──────── DATA FOR THIS TASK
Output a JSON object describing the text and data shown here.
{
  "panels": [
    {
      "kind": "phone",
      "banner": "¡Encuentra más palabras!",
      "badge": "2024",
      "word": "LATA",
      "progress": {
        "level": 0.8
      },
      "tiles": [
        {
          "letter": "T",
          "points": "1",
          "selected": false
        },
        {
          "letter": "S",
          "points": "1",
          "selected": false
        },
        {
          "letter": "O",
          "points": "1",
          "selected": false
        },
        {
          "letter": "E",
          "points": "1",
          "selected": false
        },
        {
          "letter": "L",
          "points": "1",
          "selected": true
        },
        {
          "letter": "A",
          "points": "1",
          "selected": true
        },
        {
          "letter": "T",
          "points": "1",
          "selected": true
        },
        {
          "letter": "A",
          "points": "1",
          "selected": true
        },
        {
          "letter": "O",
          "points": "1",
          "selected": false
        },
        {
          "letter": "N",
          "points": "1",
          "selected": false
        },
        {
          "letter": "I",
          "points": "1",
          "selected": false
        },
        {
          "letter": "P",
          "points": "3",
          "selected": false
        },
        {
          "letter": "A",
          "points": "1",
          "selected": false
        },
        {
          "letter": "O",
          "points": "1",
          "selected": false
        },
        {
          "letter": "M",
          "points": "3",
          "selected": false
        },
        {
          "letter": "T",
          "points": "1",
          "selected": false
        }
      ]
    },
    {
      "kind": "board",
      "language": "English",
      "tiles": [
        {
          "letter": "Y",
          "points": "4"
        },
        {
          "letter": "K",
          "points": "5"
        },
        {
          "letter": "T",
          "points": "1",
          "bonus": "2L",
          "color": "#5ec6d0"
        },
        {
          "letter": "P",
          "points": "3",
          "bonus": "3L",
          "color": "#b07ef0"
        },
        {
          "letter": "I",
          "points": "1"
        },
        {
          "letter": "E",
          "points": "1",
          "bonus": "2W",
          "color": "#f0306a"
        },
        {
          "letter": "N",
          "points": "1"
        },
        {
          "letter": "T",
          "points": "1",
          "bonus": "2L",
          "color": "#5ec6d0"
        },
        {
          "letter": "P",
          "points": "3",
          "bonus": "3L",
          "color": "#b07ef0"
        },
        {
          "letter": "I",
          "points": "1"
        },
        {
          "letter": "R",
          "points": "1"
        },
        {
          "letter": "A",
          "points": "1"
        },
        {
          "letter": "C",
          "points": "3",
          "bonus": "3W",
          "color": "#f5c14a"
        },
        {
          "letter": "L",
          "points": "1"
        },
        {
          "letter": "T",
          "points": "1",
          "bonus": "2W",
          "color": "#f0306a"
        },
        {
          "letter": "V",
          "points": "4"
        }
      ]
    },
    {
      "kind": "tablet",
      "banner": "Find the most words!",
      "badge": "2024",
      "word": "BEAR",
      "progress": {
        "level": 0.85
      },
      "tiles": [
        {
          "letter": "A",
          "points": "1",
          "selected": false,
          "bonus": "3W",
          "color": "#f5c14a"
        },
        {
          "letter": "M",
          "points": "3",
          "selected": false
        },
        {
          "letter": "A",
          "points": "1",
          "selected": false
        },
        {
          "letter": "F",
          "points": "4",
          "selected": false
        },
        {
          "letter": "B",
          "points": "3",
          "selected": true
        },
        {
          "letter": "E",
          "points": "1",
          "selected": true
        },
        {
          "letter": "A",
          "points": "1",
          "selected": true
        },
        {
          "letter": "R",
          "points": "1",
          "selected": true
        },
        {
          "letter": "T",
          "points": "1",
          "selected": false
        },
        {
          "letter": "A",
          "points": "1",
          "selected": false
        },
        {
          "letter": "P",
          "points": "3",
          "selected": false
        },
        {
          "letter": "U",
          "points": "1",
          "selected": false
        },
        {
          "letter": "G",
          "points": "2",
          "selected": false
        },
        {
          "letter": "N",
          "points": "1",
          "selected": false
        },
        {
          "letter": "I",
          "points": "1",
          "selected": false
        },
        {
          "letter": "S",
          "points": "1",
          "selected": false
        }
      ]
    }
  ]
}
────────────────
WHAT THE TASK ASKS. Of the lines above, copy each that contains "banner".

WRITTEN SOLUTION.
      "banner": "¡Encuentra más palabras!",
      "banner": "Find the most words!",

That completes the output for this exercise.